Yeah, it's completely right, it's dead-on. I've always had this thing where I think about what, if I'm lucky enough to have grandkids someday, what they would say. If they looked back on pictures, and videos, and things like that, and I'd sure they'd laugh at me and make fun of my awkwardness and things like that. But I would never want to embarrass them. It's interesting because it's like the whole role model question, like, are you a role model? Do you think about the little kids in the front row when you're doing all the things you're doing in this life? I think that's an unnecessary pressure to put on yourself, but it's easier when you make it about your own life, your own legacy, when you, kind of, bring it in house, and you're, like, 'what if I have a five-year-old someday? And what if someday my ten-year-old goes online for the first time? Like, what do I want her to see about me?'
That's a pretty good way to look at it.
It's something that happens very naturally where if you're, kind of, just taking accountability and responsibility for your own actions, it's kind of a natural thing that happens, where, you know, all of a sudden you have parents coming up and thanking you, and you're just, sort of, like, 'hm, well, you're welcome.' Where you were just, kind of, trying to live a good life, because I think, you know, you don't want to feel like you're the national president of the babysitters club, but you do wanna try to do good things, and make ripples, and good echoes in society, and culture, and all that.
But you are doing that, and in the music that I've heard already, man, are people gonna get a kick out of hearing this, and experiencing it live. It's great, congratulations on this.
Good. Thank you!
It's epic. The album's out.
Thank you! It's great to talk to you, as always.
As always.
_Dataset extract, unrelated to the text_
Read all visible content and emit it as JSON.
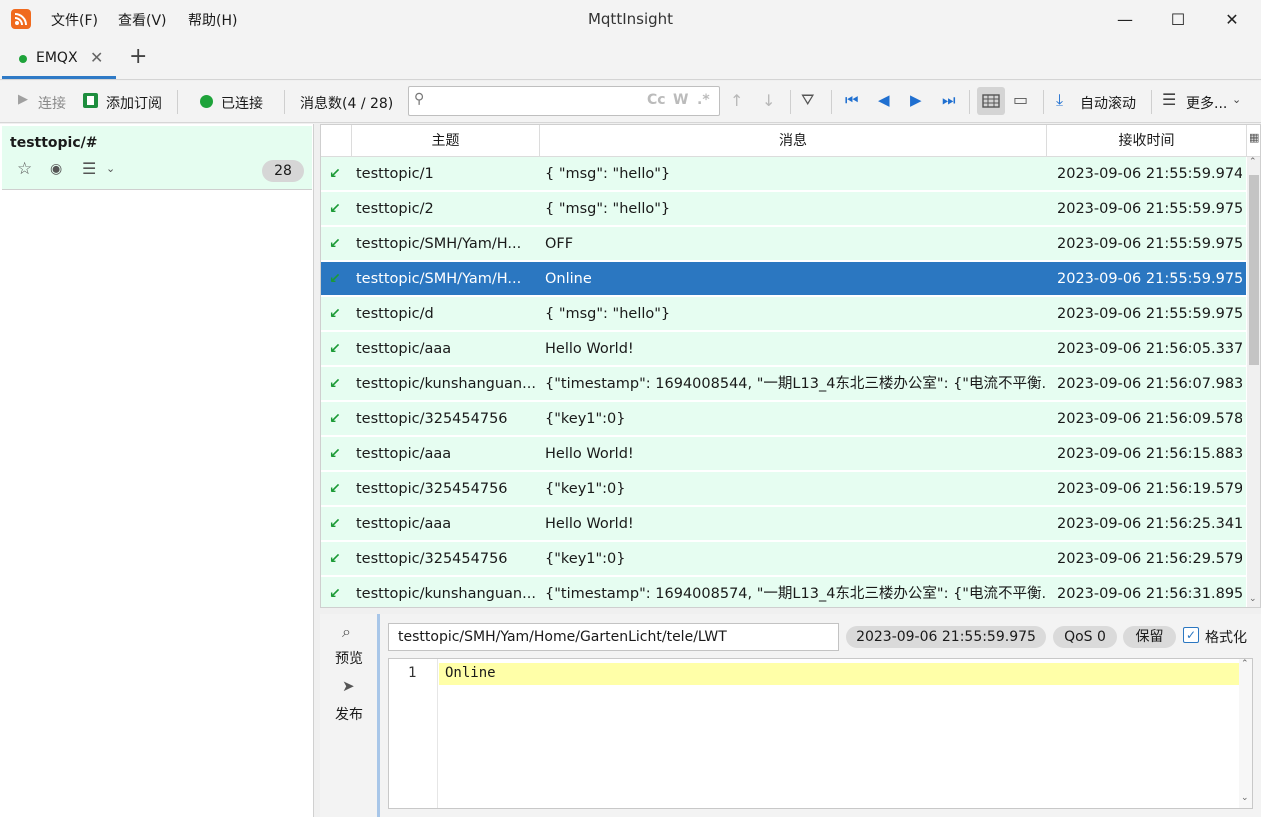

Thanks, Taylor.
Thanks! You're so good!
Thank you, thank you for doing this.
I always end up telling you stuff that I've never thought to say in interviews.